» **About this task**
The answer must consist of every line below that holds the word "collection".

» **Data entries**

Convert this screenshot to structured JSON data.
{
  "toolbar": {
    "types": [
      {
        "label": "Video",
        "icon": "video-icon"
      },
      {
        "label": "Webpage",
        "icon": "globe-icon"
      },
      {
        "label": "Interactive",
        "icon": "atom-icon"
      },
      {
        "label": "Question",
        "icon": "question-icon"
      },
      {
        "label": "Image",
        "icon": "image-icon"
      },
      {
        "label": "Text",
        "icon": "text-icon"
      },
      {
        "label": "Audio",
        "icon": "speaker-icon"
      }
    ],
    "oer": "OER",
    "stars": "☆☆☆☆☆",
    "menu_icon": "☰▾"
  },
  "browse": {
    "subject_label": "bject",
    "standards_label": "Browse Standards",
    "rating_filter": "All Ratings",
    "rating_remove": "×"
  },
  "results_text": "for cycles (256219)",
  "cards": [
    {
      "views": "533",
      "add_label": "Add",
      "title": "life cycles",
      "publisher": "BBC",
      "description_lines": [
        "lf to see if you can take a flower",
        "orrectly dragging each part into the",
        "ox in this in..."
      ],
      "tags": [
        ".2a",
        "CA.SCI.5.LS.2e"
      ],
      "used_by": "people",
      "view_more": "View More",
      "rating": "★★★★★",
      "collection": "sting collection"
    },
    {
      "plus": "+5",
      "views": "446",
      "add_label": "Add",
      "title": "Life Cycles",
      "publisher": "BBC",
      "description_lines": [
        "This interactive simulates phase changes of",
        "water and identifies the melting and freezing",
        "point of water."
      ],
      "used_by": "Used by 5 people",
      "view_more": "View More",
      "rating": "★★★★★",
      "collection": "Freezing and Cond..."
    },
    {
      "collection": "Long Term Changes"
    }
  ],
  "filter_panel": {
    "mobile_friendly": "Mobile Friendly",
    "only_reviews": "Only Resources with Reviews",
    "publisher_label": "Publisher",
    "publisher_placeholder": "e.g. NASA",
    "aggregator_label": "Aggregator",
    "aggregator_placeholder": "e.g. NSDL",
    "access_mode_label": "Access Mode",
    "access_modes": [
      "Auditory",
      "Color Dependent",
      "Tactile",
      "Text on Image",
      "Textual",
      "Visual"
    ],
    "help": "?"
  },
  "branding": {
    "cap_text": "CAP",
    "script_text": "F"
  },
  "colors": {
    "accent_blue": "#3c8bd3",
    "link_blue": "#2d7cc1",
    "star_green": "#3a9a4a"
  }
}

» **Solution**
      "collection": "sting collection"
      "collection": "Freezing and Cond..."
      "collection": "Long Term Changes"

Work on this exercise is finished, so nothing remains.